▶ WHAT THE TASK ASKS
Could you output each record below exactly as it stands and leave the pictures out?

### RECORDS TO USE

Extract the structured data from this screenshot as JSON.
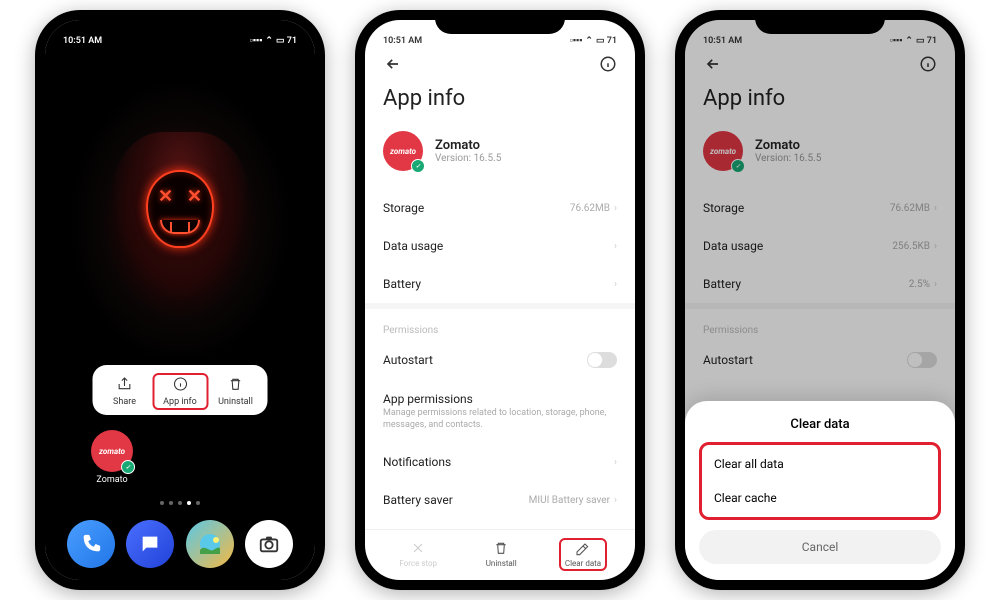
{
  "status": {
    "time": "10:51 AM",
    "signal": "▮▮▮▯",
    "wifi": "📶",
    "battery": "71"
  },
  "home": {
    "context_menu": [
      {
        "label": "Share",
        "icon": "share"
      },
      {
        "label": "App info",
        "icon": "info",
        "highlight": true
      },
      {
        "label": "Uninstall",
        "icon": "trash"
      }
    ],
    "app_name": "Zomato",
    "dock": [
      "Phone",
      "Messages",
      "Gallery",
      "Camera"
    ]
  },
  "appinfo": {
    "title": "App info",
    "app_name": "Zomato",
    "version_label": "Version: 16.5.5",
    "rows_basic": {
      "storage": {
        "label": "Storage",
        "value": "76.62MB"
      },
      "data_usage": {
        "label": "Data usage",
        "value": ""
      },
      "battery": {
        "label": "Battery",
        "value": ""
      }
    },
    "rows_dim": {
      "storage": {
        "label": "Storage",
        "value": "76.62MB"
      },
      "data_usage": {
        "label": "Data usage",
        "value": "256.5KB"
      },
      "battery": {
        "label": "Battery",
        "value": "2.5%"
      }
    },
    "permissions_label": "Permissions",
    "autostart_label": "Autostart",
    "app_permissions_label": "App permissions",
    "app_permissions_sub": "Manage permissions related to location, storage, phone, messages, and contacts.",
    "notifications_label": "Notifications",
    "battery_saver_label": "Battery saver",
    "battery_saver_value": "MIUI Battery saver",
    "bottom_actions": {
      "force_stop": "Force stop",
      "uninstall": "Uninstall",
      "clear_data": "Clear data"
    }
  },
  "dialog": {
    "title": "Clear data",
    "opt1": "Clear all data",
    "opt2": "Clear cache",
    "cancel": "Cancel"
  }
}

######

▶ ANSWER TO THE EXERCISE
Extract the structured data from this screenshot as JSON.
{
  "status": {
    "time": "10:51 AM",
    "signal": "▮▮▮▯",
    "wifi": "📶",
    "battery": "71"
  },
  "home": {
    "context_menu": [
      {
        "label": "Share",
        "icon": "share"
      },
      {
        "label": "App info",
        "icon": "info",
        "highlight": true
      },
      {
        "label": "Uninstall",
        "icon": "trash"
      }
    ],
    "app_name": "Zomato",
    "dock": [
      "Phone",
      "Messages",
      "Gallery",
      "Camera"
    ]
  },
  "appinfo": {
    "title": "App info",
    "app_name": "Zomato",
    "version_label": "Version: 16.5.5",
    "rows_basic": {
      "storage": {
        "label": "Storage",
        "value": "76.62MB"
      },
      "data_usage": {
        "label": "Data usage",
        "value": ""
      },
      "battery": {
        "label": "Battery",
        "value": ""
      }
    },
    "rows_dim": {
      "storage": {
        "label": "Storage",
        "value": "76.62MB"
      },
      "data_usage": {
        "label": "Data usage",
        "value": "256.5KB"
      },
      "battery": {
        "label": "Battery",
        "value": "2.5%"
      }
    },
    "permissions_label": "Permissions",
    "autostart_label": "Autostart",
    "app_permissions_label": "App permissions",
    "app_permissions_sub": "Manage permissions related to location, storage, phone, messages, and contacts.",
    "notifications_label": "Notifications",
    "battery_saver_label": "Battery saver",
    "battery_saver_value": "MIUI Battery saver",
    "bottom_actions": {
      "force_stop": "Force stop",
      "uninstall": "Uninstall",
      "clear_data": "Clear data"
    }
  },
  "dialog": {
    "title": "Clear data",
    "opt1": "Clear all data",
    "opt2": "Clear cache",
    "cancel": "Cancel"
  }
}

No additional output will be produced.